The government has been promoting public-private participation in the ports sector on a build-operate-transfer (BOT) basis, thereby stepping-up capacities and traffic handling at ports, besides enhancing their efficiency.
In order to handle the increase in the sea-borne traffic on account
of increase in foreign and coastal trade, major expansion is required
in the port infrastructure sector in the country and this will need
mobilisation of substantial resources. Hence, the opening up of
the port sector for privatisation. It is expected that privatisation
would also improve the efficiency, productivity and quality of services
and also bring competitiveness in port services. It is also expected
that the private sector participation would help bringing in latest
technology and improved management techniques. It is felt necessary
to encourage the private sector participation in enhancing port
capabilities and also in modernisation of port equipment.
Landlord Ports- The Background
There are more than 2,000 seaports active throughout the world
to cater to the requirements of sea borne cargo to the volume of
around 5.3 billion tonnes. With the growing move for privatisation
of the seaports all over the world subsequent to reforms, private
sector participation in operations and infrastructure activities
of seaports has been increased substantially over the last few years.
The has resulted into a radical change in the organisational model
of ports, converting form Service Port model to Landlord Port model,
where port authority retains the port infrastructure and fulfils
its regulatory functions, while port services are provided by private
operators that own the assets conforming to port superstructure
and equipment required for service provision.
Landlord Ports- The Concept
A 1997 review of the top 100 container ports of the world showed
that 88 out of 100 ports conform to the Landlord Port model. In
this model, the port authority constitutes a landlord, which manages
the basic port assets by letting land and infrastructure to port
operators in an efficient manner. The Landlord Port in this model
would be involved in planning, lease negotiation, safety, navigation
and overall coordinating functions. Cargo services, marine service,
ancillary services, berths etc are privatised on captive/BOT basis
to the primary port users.
Port operators and other undertakings which need to be located
in the Port, lease the land, infrastructure and associated services
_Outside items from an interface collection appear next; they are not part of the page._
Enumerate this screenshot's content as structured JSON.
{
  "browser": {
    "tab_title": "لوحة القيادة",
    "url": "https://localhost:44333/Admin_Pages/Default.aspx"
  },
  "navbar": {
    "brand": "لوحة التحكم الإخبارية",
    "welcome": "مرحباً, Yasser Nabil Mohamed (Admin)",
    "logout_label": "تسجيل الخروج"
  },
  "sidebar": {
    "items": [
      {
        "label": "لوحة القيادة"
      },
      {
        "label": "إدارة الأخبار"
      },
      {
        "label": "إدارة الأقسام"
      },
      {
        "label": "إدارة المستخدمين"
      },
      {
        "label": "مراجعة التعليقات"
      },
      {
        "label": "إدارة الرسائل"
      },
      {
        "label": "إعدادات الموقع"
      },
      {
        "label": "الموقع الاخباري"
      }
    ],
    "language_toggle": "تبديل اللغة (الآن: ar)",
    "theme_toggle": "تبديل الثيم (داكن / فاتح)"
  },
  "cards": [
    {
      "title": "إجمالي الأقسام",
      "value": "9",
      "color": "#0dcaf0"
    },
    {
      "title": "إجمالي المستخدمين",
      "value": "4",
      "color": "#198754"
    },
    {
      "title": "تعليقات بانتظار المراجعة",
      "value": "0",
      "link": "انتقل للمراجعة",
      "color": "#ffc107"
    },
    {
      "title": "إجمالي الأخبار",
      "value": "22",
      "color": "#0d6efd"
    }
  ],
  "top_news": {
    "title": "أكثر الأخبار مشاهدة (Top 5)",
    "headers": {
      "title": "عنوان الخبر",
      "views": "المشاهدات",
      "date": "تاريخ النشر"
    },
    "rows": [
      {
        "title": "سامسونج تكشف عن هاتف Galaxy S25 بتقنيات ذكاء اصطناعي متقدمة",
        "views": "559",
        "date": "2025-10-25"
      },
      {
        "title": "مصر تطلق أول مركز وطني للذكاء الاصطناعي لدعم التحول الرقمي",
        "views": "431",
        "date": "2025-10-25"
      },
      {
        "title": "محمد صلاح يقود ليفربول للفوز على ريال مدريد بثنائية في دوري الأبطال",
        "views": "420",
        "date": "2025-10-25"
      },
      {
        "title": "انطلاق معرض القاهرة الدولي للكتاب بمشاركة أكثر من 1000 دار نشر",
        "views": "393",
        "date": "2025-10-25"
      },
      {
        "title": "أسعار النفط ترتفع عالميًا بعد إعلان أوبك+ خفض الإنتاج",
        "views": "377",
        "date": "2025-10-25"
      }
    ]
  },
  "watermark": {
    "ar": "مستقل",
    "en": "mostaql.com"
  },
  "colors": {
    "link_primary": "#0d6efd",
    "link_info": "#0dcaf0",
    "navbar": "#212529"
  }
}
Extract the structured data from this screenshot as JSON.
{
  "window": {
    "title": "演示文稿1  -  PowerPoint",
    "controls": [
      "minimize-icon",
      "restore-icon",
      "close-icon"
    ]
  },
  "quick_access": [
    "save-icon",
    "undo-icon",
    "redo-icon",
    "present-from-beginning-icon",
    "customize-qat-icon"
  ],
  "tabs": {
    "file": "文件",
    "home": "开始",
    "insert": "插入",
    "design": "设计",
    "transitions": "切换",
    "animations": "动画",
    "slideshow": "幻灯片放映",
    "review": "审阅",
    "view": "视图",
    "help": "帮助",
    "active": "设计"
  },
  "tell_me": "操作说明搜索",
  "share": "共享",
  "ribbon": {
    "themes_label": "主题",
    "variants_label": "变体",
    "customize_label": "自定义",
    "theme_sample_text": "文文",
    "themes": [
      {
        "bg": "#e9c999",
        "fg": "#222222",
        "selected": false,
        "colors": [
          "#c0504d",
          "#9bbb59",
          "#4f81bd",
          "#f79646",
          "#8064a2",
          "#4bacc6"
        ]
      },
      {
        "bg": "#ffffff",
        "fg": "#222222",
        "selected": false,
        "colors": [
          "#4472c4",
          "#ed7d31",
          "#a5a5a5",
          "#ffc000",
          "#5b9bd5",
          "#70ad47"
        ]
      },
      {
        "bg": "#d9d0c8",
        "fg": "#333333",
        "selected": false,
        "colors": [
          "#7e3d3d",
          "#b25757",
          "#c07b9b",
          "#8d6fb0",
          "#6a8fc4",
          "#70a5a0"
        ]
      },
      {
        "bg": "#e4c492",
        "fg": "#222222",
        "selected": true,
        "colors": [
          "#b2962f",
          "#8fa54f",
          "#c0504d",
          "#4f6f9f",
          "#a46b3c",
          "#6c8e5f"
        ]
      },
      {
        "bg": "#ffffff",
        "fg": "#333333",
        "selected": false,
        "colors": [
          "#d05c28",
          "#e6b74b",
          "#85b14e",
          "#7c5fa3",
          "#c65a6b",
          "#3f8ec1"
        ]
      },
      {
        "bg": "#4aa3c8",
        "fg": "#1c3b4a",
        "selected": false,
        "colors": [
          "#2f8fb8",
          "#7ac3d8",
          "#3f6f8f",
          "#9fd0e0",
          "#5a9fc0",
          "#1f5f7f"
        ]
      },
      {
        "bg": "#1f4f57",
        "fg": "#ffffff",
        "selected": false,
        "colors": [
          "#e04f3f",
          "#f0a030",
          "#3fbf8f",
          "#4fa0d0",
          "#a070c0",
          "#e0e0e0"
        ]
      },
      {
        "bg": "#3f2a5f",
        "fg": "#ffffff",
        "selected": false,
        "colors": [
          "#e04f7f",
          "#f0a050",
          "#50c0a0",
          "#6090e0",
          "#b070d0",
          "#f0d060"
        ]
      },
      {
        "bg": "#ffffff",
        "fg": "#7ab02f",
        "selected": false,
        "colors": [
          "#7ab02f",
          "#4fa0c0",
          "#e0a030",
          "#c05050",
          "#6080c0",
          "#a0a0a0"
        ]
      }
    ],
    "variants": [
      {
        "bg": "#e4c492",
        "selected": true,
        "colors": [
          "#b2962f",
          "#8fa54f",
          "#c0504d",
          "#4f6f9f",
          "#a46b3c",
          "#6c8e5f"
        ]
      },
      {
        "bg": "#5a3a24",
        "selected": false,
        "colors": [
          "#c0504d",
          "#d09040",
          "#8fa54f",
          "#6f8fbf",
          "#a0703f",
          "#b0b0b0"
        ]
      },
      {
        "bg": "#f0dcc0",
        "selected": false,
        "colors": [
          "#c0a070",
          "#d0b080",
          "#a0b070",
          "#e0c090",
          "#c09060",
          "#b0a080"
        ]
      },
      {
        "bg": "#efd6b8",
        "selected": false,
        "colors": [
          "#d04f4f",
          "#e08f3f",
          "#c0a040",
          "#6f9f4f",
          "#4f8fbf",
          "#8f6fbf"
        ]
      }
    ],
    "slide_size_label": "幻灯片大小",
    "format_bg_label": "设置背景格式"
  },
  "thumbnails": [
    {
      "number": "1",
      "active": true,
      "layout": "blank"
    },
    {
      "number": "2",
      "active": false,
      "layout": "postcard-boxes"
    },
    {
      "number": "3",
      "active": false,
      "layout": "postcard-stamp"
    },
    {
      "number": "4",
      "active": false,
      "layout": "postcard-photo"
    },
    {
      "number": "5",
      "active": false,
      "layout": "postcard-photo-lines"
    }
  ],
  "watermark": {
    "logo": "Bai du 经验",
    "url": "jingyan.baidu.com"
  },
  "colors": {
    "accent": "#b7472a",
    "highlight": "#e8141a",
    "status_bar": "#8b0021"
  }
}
and provide them to the secondary users - cargo owners, ship owners
and cargo ship owners.
With intense competition, the role of Indian ports is changing
from a Service port model to a Landlord port model. Here, Ennore
Port is an example.